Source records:
━━━━━━
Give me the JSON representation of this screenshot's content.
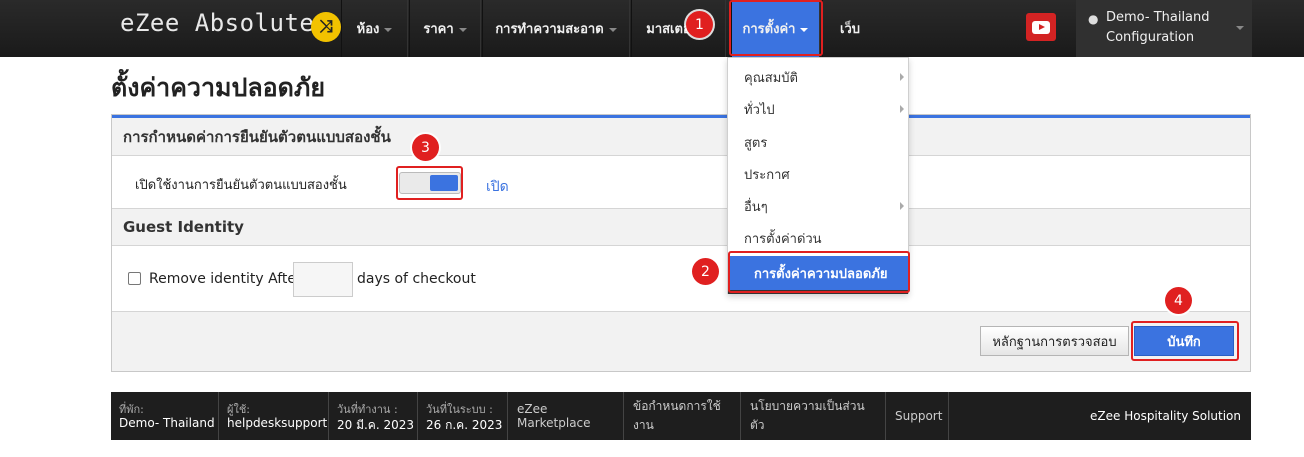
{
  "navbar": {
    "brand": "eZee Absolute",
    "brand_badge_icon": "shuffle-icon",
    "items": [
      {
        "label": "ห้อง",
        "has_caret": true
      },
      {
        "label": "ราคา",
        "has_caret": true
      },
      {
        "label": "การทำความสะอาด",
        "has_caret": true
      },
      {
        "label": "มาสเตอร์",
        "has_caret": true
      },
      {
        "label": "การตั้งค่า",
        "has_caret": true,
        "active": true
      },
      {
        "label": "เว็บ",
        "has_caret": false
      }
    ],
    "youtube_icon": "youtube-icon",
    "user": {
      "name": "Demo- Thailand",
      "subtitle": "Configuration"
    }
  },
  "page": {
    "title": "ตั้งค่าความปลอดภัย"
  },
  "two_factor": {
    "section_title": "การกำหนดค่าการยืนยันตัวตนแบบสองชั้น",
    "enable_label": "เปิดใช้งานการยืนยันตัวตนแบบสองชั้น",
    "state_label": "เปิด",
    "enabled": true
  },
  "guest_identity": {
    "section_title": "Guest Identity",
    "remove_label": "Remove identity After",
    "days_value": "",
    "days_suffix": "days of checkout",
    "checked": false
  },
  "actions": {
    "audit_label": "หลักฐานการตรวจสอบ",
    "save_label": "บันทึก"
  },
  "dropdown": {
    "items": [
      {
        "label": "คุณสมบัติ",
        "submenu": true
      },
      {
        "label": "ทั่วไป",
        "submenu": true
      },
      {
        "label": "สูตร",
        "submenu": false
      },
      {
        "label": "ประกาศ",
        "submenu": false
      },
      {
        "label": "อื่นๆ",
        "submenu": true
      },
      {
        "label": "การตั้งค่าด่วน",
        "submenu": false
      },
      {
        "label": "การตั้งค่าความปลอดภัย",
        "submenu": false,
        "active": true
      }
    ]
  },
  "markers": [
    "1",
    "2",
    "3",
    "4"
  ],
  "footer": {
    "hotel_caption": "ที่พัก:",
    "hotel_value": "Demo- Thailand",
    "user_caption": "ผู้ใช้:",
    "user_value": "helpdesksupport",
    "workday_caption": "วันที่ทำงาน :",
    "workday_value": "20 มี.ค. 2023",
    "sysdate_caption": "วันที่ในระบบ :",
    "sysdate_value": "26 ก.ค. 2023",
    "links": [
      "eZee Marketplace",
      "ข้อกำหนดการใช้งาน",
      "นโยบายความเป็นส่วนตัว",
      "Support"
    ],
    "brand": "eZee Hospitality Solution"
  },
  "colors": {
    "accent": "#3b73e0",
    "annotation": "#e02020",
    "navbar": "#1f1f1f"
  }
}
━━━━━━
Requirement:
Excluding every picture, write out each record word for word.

Response to this task:
Give me the JSON representation of this screenshot's content.
{
  "navbar": {
    "brand": "eZee Absolute",
    "brand_badge_icon": "shuffle-icon",
    "items": [
      {
        "label": "ห้อง",
        "has_caret": true
      },
      {
        "label": "ราคา",
        "has_caret": true
      },
      {
        "label": "การทำความสะอาด",
        "has_caret": true
      },
      {
        "label": "มาสเตอร์",
        "has_caret": true
      },
      {
        "label": "การตั้งค่า",
        "has_caret": true,
        "active": true
      },
      {
        "label": "เว็บ",
        "has_caret": false
      }
    ],
    "youtube_icon": "youtube-icon",
    "user": {
      "name": "Demo- Thailand",
      "subtitle": "Configuration"
    }
  },
  "page": {
    "title": "ตั้งค่าความปลอดภัย"
  },
  "two_factor": {
    "section_title": "การกำหนดค่าการยืนยันตัวตนแบบสองชั้น",
    "enable_label": "เปิดใช้งานการยืนยันตัวตนแบบสองชั้น",
    "state_label": "เปิด",
    "enabled": true
  },
  "guest_identity": {
    "section_title": "Guest Identity",
    "remove_label": "Remove identity After",
    "days_value": "",
    "days_suffix": "days of checkout",
    "checked": false
  },
  "actions": {
    "audit_label": "หลักฐานการตรวจสอบ",
    "save_label": "บันทึก"
  },
  "dropdown": {
    "items": [
      {
        "label": "คุณสมบัติ",
        "submenu": true
      },
      {
        "label": "ทั่วไป",
        "submenu": true
      },
      {
        "label": "สูตร",
        "submenu": false
      },
      {
        "label": "ประกาศ",
        "submenu": false
      },
      {
        "label": "อื่นๆ",
        "submenu": true
      },
      {
        "label": "การตั้งค่าด่วน",
        "submenu": false
      },
      {
        "label": "การตั้งค่าความปลอดภัย",
        "submenu": false,
        "active": true
      }
    ]
  },
  "markers": [
    "1",
    "2",
    "3",
    "4"
  ],
  "footer": {
    "hotel_caption": "ที่พัก:",
    "hotel_value": "Demo- Thailand",
    "user_caption": "ผู้ใช้:",
    "user_value": "helpdesksupport",
    "workday_caption": "วันที่ทำงาน :",
    "workday_value": "20 มี.ค. 2023",
    "sysdate_caption": "วันที่ในระบบ :",
    "sysdate_value": "26 ก.ค. 2023",
    "links": [
      "eZee Marketplace",
      "ข้อกำหนดการใช้งาน",
      "นโยบายความเป็นส่วนตัว",
      "Support"
    ],
    "brand": "eZee Hospitality Solution"
  },
  "colors": {
    "accent": "#3b73e0",
    "annotation": "#e02020",
    "navbar": "#1f1f1f"
  }
}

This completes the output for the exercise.